Omar Khadr’s Canadian Interrogation at Guantánamo

As the Abu Ghraib scandal demonstrates, a photo is worth a thousand words – even if, as Errol Morris’ newly released documentary Standard Operating Procedure demonstrates, those words are sometimes what the viewer wishes to see, rather than what actually happened. There is, therefore, enormous excitement in the media about the first ever release of … Continue reading “Omar Khadr’s Canadian Interrogation at Guantánamo”

Repatriation as
Russian Roulette

It doesn’t take much investigation to discover that Algeria has a bleak human rights record, which is one of the reasons that, until last week, when 49-year-old Mustafa Hamlili and 28-year-old Abdul Raham Houari were freed from Guantánamo, no Algerian prisoners had been repatriated. This was in spite of the fact that at least 10 … Continue reading “Repatriation as
Russian Roulette”

Six Years Late, Court Throws Out Guantánamo Case

In the history of legal challenges to the Bush administration’s assertion that it can hold "War on Terror" prisoners indefinitely without charge or trial, Parhat v. Gates has just joined a trio of Supreme Court verdicts – Rasul v. Bush (04), Hamdan v. Rumsfeld (06), and Boumediene v. Bush (12 days ago) – as significant … Continue reading “Six Years Late, Court Throws Out Guantánamo Case”

John McCain, Torture Puppet

This is clearly no time for being mealy-mouthed. After nearly seven years of ruinous warmongering, economic meltdown, and the shredding of the U.S. Constitution, the Bill of Rights, the Geneva Conventions, and the UN Convention Against Torture, Sen. John McCain, who recently shelved his lifelong opposition to torture by voting against a bill banning the … Continue reading “John McCain, Torture Puppet”

The Supreme Court’s Guantánamo Ruling: What Does It Mean?

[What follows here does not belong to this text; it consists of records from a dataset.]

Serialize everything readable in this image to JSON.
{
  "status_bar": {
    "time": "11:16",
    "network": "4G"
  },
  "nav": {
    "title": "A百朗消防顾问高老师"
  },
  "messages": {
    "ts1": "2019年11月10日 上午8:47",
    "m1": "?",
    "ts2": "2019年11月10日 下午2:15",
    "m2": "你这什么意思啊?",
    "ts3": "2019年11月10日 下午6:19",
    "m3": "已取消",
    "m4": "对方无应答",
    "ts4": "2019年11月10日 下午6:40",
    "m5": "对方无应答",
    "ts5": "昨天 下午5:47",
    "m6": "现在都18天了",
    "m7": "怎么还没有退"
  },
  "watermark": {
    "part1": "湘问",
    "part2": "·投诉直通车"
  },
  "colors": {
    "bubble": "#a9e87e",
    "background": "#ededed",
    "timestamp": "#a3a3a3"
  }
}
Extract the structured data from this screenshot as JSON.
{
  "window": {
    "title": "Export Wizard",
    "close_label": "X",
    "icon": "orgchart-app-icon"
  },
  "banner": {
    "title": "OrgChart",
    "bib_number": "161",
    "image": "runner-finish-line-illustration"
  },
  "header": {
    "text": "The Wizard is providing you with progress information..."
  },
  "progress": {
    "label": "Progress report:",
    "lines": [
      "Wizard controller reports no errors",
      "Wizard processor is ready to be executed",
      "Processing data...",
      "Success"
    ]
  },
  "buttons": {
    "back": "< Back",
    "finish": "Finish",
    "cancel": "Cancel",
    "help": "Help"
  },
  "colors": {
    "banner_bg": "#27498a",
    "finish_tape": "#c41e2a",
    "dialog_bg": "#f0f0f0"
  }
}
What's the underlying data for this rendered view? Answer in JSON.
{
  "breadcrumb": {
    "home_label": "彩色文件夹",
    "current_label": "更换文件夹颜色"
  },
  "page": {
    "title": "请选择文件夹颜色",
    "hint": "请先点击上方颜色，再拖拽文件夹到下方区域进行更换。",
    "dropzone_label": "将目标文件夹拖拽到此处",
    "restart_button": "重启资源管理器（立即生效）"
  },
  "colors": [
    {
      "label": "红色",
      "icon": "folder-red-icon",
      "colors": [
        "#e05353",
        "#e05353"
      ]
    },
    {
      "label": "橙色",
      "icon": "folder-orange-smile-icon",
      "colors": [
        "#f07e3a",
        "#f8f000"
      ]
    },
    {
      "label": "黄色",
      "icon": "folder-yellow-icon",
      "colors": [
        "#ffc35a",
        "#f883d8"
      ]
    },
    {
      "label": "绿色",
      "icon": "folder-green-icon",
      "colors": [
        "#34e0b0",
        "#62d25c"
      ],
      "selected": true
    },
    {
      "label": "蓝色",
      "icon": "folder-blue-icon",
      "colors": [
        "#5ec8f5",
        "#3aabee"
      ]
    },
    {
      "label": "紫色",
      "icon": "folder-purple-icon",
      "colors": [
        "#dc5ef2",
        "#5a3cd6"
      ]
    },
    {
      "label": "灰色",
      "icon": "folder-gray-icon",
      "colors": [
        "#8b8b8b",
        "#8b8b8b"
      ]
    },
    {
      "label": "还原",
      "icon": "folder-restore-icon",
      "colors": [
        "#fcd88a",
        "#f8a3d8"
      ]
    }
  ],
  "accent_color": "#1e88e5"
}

Those who cherish the United States’ historical adherence to the rule of law – myself included – were delighted to hear that the US Supreme Court ruled on Thursday, in the case of Boumediene v. Bush (PDF), that the prisoners at Guantánamo "have the constitutional right to habeas corpus," enabling them to challenge the basis … Continue reading “The Supreme Court’s Guantánamo Ruling: What Does It Mean?”

Suicide and Irony at Guantánamo

Two weeks ago, I wrote a brief article in remembrance of Abdul Rahman al-Amri, a Saudi prisoner at Guantánamo, and a long-term hunger striker, who died on May 30, 2007, apparently by committing suicide. June 10 was another bleak and overlooked anniversary, as it was exactly two years ago that the news was announced that … Continue reading “Suicide and Irony at Guantánamo”

Afghan Fantasist to Face Trial at Guantánamo

Now here’s a weird one to ponder as the arraignments at Guantánamo commence for five prisoners – including Khalid Sheikh Mohammed – who are charged with facilitating the 9/11 attacks. I’ve always thought that there was something particularly perverse about charging minor Afghan insurgents in specially conceived "terror courts" at Guantánamo, as though there was … Continue reading “Afghan Fantasist to Face Trial at Guantánamo”

Last Call at Gitmo

Like alcoholics queuing up for drinks at closing time, the U.S. government is pressing charges against prisoners at Guantánamo at a frantic rate, anxious to be seen as validating the chronic lawlessness of the last seven years before November’s presidential election. At the end of last week, four more prisoners were put forward for trial … Continue reading “Last Call at Gitmo”

The 16 Prisoners Charged in Gitmo’s Military Commissions

Editor’s note: As a 16th prisoner at Guantánamo, Noor Uthman Muhammed, is put forward for trial by military commission (the much-criticized system of trials for "terror suspects" invented in the wake of the 9/11 attacks), Andy Worthington, author of The Guantánamo Files: The Stories of the 774 Detainees in America’s Illegal Prison, provides a guide … Continue reading “The 16 Prisoners Charged in Gitmo’s Military Commissions”